Credit: NOAA
Credit: NOAA

By The Maritime Executive 2019-09-01 17:45:31

Hurricane Dorian made landfall in on Elbow Cay in the Abaco Islands, north-west Bahamas, early on Sunday as a category five storm, reaching sustained winds of up to 180mph (285km/h). It is the "strongest hurricane in modern record for the northwest Bahamas," according to the National Hurricane Center.

There are reports of houses being destroyed, power lines down and flooding. The town of Marsh Harbour on Great Abaco island has suffered catastrophic damage, according to an ABC News team there, with boats on rooftops and uprooted trees. 

 

Many homes are still damaged from Hurricane Matthew, which hit the island three years ago.

Bahamas Prime Minister Hubert Minnis had earlier announced an evacuation order for parts of Grand Bahama island and the Abaco Islands. “I want you to remember: homes, houses, structures can be replaced. Lives cannot be replaced,” he said, indicating that 73,000 people and 21,000 homes were in danger.

Dangerous conditions are expected along the Florida coast for the next three days, and Georgia, South Carolina and North Carolina can expect dangerous storm surge and strong winds later in the week.

A state of emergency has been declared in four US states: Florida, Georgia, South Carolina and North Carolina. Effective 6 p.m. Sunday, the Coast Guard Captain of the Port set port condition Zulu for the Port of Fort Pierce, Port of Miami, Port Everglades and Port of Palm Beach due to the possibility of sustained gale force winds greater than 39 mph from Hurricane Dorian that may arrive within 24 hours. While port condition Zulu is in place no vessels may enter or transit within these ports without permission of the Captain of the Port. 
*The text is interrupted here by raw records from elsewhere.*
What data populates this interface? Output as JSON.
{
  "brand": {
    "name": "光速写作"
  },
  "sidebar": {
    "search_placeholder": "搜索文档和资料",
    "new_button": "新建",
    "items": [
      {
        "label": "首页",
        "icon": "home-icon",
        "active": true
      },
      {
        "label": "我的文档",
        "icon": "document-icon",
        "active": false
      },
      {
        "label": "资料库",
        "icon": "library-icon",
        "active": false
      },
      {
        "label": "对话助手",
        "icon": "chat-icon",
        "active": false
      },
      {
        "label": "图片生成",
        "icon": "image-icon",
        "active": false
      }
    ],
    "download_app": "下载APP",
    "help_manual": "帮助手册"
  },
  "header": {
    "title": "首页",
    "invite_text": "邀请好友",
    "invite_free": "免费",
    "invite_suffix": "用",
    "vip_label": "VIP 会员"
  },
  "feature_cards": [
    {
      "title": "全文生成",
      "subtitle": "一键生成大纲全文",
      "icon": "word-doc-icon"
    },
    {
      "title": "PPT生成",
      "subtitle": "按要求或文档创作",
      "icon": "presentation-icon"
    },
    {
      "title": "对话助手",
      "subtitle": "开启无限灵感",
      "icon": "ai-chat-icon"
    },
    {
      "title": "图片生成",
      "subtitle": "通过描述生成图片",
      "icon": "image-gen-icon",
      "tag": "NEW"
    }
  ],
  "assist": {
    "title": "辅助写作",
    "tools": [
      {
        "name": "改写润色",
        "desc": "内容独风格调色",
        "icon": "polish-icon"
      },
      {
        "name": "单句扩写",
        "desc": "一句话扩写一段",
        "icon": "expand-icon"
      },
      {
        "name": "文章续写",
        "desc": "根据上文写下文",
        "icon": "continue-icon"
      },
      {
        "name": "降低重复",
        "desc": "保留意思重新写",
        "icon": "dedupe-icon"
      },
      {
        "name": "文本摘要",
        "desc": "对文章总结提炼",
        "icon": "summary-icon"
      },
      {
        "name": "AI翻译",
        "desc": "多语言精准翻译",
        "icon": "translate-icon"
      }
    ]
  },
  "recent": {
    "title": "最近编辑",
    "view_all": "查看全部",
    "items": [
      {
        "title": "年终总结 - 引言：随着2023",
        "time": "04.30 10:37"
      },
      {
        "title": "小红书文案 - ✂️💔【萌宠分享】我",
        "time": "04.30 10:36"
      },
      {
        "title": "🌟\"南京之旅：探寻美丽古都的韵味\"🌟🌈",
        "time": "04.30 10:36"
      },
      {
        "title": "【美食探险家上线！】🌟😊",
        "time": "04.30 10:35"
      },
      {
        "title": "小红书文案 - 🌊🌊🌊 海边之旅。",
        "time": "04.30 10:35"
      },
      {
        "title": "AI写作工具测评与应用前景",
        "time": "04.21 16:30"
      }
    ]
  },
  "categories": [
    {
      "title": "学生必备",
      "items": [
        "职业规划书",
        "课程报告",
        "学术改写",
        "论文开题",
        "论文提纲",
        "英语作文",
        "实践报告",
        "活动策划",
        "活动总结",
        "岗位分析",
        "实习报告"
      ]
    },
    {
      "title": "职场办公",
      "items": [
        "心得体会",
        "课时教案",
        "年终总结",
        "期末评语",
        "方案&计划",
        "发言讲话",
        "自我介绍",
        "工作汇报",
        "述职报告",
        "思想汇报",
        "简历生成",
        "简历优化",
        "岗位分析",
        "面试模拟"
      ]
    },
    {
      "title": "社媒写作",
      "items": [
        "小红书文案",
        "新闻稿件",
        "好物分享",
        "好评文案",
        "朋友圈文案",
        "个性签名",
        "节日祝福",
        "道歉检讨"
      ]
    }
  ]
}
The Coast Guard Captain of the Port set port condition Whiskey for the Ports of Wilmington and Morehead City. Ports are currently open to all commercial traffic, and all transfer operations may continue while Whiskey remains in effect. All ocean-going commercial vessels and barges greater than 500 gross tons are advised to make plans to depart North Carolina ports. Vessels desiring to remain in port are required to submit a mooring plan to the Captain of the Port for approval.